I have those tyres and they are really good . I have had mine for nearly a year and use my bike daily and they are still perfect .

Ddr Hazy
3 months ago

Rim brakes, small motor and small battery. Expensive at $3k, you are paying roughly $2500 for the non electric parts of the bike and paying a premium price for the "hip" design, not for it's performance.

Chris Till
3 months ago

I much prefer the R&M Nevo to this but it’s still pretty good. But tyres too narrow, rim brakes instead of discs. Rack mounted battery also not great. And the badly positioned kick stand.

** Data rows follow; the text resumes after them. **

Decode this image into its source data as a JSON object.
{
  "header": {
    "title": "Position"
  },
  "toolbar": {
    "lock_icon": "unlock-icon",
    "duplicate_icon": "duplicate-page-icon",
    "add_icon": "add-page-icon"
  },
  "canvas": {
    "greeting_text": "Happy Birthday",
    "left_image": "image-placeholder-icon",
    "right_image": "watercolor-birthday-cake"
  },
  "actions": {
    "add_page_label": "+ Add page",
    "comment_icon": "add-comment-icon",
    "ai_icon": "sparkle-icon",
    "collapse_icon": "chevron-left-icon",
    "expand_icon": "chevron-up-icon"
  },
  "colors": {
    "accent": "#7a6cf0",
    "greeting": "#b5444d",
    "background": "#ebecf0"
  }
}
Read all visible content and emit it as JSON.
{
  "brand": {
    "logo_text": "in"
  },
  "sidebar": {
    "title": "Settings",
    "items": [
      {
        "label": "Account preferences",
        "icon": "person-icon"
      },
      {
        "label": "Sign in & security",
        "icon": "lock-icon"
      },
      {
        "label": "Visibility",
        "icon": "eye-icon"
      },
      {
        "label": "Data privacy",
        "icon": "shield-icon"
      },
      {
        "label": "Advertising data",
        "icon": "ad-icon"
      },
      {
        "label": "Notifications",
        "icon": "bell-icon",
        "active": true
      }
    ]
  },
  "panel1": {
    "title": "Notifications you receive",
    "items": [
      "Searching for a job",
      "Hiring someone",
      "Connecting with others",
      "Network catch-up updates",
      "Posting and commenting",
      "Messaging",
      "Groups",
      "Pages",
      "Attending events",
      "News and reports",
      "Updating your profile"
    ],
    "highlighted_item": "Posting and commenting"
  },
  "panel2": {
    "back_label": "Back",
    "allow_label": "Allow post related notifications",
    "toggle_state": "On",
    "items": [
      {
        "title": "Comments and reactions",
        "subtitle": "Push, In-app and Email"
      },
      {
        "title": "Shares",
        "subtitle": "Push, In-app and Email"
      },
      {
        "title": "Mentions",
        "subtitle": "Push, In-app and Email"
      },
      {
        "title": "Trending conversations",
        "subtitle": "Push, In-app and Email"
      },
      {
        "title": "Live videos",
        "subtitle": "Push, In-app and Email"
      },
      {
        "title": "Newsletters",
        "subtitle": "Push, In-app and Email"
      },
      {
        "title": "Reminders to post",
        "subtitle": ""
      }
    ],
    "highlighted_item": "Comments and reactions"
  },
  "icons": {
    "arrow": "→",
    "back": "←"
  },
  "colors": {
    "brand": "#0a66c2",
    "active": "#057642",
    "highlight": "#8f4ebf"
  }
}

It’s cool to see more of the Shimano system. But I haven’t seen that system or the Yamaha being used with a belt drive. Is that possible on either of them?

David Darwall
3 months ago

Do you plan on doing a review on the smart Motion pacer gt?

Douglas Kmiotek
3 months ago

It's freezing in NYC,... when did you get to do this review??? LOL!!!

Douglas Kmiotek
3 months ago

Seb K I actually know that,...I was being humorous. I've chatted with Court on many occasions.

Seb K
3 months ago

He has a lot of videos he has already filmed and is releasing them one by one .

Lysle Basinger
3 months ago


Seb K
3 months ago


3 months ago


Kevin Soon
3 months ago


3 months ago

Personally, not a fan of batteries mounted on a rack; too much weight up high. Also, there are good reasons why hydraulic rim brakes are not popular. IMO, better use quality mechanical brakes that are both easier to service and where replacement parts are available everywhere and not only online.

james eagle
3 months ago